While biofuels such as ethanol are becoming more popular as blending agents in automobile fuels, they have limitations for use in jet fuel because of their low energy density. And, given present internal combustion engine designs, conventional biofuels cannot fully replace petroleum-derived hydrocarbons. "The hydrocarbons produced from GVL in this new process are chemically equivalent to those used in the present infrastructure," says Alonso. "The product we make is ready for the jet fuel application and can be added to existing hydrocarbon blends, as needed, to meet specs."

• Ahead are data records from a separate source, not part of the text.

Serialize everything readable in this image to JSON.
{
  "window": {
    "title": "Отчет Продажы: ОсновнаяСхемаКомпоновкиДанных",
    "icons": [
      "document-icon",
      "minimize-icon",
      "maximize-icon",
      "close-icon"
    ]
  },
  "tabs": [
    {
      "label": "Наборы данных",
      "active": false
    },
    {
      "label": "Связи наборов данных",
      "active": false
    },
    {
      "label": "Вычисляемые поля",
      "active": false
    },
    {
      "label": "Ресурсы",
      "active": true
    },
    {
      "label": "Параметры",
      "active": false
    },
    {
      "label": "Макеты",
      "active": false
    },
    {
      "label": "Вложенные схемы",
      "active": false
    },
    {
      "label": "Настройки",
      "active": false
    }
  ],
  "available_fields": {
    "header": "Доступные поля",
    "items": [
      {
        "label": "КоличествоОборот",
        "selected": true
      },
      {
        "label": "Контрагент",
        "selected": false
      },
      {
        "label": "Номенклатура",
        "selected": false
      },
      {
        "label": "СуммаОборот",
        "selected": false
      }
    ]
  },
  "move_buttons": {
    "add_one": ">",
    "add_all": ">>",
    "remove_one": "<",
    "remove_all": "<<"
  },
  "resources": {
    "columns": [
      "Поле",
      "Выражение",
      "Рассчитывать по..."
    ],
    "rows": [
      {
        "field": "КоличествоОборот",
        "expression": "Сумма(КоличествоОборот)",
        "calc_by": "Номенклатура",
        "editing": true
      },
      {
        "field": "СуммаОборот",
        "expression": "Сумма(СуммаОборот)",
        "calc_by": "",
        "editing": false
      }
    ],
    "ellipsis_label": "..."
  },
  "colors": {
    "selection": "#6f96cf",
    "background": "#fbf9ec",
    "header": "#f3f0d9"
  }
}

The biggest barrier to implementing the renewable fuel is the cost of GVL. Until now, says Dumesic, there has not been an incentive to mass-produce the compound. "The bottleneck in having the fuel ready for prime time is the availability of cost-effective GVL," he says.
Now that they have demonstrated the process for converting GVL to transportation fuel, Dumesic and his students are developing more efficient methods for making GVL from biomass sources such as wood, corn stover, switchgrass and others. "Once the GVL is made effectively, I think this is an excellent way to convert it to jet fuel," he says.
|Contact: James Dumesic|
University of Wisconsin-Madison